### YOUR TASK
The lines from the one holding "Serialize everything readable" to the end of the records below, exactly as written, are the only thing to return.

### ENTRIES SUPPLIED
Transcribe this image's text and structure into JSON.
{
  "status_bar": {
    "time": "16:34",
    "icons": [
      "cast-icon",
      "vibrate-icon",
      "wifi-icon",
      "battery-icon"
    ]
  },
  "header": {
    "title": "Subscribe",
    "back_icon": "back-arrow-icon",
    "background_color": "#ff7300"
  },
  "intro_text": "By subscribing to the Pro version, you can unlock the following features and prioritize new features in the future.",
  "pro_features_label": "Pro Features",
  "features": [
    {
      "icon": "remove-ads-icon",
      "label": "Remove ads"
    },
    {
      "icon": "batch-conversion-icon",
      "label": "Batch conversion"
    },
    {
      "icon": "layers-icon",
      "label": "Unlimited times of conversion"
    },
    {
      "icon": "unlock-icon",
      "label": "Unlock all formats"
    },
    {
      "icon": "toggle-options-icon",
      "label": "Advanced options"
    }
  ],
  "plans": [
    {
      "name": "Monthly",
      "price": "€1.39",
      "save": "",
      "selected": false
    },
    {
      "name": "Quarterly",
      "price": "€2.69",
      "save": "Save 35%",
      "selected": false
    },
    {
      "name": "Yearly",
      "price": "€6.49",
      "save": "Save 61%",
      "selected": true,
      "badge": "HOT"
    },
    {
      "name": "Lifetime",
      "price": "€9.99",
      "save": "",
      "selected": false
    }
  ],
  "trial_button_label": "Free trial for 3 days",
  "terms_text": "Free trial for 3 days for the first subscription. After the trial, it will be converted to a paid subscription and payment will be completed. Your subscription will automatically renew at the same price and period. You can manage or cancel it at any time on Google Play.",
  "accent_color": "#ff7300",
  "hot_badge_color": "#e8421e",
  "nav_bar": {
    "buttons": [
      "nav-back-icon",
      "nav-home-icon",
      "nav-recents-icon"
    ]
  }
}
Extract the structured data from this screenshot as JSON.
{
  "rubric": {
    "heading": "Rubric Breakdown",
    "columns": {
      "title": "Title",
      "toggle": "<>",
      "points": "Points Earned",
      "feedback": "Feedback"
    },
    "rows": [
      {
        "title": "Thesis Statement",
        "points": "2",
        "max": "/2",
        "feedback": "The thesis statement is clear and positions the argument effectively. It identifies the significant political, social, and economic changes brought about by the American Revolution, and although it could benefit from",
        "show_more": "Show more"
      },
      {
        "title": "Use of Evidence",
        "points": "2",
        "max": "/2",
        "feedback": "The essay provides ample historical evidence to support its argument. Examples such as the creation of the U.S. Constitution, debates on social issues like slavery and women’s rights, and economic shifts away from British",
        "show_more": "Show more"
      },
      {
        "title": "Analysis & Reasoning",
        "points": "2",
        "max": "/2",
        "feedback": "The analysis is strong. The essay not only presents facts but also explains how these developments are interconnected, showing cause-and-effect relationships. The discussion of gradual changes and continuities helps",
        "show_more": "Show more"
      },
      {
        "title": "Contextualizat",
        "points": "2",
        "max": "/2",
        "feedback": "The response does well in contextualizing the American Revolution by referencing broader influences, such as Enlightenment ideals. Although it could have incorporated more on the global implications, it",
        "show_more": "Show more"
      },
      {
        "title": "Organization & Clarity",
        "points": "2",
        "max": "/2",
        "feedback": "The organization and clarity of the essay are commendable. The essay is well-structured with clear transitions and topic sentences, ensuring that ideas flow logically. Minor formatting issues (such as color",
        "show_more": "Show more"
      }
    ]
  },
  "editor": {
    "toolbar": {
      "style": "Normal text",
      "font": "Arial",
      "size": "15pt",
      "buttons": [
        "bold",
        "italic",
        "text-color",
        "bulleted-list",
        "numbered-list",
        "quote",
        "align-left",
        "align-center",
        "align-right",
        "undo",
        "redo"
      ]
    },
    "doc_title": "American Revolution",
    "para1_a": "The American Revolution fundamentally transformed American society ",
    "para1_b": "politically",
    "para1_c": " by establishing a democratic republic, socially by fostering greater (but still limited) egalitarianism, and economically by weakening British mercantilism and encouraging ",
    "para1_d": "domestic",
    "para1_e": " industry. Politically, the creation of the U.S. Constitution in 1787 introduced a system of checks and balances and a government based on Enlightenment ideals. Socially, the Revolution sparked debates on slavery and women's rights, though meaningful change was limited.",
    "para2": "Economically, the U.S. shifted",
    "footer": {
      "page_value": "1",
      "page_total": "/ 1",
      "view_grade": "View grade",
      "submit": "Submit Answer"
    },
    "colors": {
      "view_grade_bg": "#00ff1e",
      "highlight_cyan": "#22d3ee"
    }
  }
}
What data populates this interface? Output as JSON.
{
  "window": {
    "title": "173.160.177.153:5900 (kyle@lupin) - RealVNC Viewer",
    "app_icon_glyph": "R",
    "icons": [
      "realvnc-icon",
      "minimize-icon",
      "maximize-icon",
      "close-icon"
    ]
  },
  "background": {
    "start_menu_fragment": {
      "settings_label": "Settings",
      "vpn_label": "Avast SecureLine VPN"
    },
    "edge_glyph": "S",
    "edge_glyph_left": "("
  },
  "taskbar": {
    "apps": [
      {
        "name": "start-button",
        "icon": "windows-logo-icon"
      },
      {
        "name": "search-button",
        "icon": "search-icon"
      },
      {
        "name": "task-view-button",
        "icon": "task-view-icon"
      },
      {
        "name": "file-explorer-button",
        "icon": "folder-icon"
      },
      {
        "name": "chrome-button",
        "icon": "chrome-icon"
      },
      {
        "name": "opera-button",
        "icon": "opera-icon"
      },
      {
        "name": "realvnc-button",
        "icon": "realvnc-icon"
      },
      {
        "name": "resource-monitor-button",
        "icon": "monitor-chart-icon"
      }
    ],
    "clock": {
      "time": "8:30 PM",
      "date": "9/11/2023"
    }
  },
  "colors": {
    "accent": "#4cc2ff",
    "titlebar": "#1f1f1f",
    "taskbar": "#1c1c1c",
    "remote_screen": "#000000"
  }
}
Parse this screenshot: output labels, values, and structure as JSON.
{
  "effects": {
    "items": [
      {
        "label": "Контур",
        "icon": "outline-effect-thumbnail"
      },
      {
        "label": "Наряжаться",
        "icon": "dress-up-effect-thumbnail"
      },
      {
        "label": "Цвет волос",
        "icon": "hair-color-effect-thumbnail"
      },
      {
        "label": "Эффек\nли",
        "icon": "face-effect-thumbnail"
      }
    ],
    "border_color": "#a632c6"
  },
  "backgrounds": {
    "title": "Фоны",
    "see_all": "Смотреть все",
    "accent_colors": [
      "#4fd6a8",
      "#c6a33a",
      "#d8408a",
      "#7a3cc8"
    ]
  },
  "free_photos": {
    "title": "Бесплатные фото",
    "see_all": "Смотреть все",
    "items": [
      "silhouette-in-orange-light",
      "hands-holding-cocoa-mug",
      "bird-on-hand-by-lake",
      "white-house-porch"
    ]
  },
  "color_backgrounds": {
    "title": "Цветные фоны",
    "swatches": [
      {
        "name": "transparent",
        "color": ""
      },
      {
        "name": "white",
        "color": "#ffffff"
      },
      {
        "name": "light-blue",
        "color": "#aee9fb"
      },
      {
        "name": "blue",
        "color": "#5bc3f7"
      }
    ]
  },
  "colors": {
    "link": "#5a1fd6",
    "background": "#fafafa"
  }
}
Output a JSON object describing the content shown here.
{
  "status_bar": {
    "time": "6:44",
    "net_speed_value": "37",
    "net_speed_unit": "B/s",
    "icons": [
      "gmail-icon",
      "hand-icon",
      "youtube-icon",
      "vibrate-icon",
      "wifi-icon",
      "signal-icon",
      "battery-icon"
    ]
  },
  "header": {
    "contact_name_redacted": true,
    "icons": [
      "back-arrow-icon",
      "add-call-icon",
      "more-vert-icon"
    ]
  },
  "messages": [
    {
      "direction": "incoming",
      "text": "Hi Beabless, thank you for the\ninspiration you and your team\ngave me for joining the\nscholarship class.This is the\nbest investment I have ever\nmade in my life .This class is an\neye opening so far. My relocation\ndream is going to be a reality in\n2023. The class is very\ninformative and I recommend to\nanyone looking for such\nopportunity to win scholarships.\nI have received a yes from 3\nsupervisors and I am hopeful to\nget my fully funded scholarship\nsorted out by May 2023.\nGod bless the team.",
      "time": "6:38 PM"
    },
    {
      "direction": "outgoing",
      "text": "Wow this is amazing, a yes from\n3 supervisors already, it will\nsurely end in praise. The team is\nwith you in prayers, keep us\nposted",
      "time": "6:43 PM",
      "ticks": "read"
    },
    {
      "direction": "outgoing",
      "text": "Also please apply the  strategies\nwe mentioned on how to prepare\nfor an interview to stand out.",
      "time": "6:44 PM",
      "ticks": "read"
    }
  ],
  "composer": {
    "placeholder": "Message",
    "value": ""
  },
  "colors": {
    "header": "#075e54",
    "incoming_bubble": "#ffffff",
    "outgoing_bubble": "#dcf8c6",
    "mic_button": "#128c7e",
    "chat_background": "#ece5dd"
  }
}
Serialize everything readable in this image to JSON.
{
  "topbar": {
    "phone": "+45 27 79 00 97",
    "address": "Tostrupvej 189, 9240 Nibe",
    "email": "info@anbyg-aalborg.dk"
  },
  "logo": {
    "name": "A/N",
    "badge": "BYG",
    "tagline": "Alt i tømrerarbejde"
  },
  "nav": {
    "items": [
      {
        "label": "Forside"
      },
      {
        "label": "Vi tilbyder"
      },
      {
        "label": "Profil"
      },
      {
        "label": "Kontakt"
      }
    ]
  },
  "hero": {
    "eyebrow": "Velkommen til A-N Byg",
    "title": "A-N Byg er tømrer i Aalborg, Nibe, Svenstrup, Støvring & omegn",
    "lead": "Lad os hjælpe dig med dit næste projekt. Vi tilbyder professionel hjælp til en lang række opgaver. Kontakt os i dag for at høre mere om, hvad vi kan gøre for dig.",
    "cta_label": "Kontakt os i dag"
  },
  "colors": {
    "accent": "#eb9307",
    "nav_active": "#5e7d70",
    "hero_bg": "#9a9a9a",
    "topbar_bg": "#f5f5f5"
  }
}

### TASK RESULT
Serialize everything readable in this image to JSON.
{
  "topbar": {
    "phone": "+45 27 79 00 97",
    "address": "Tostrupvej 189, 9240 Nibe",
    "email": "info@anbyg-aalborg.dk"
  },
  "logo": {
    "name": "A/N",
    "badge": "BYG",
    "tagline": "Alt i tømrerarbejde"
  },
  "nav": {
    "items": [
      {
        "label": "Forside"
      },
      {
        "label": "Vi tilbyder"
      },
      {
        "label": "Profil"
      },
      {
        "label": "Kontakt"
      }
    ]
  },
  "hero": {
    "eyebrow": "Velkommen til A-N Byg",
    "title": "A-N Byg er tømrer i Aalborg, Nibe, Svenstrup, Støvring & omegn",
    "lead": "Lad os hjælpe dig med dit næste projekt. Vi tilbyder professionel hjælp til en lang række opgaver. Kontakt os i dag for at høre mere om, hvad vi kan gøre for dig.",
    "cta_label": "Kontakt os i dag"
  },
  "colors": {
    "accent": "#eb9307",
    "nav_active": "#5e7d70",
    "hero_bg": "#9a9a9a",
    "topbar_bg": "#f5f5f5"
  }
}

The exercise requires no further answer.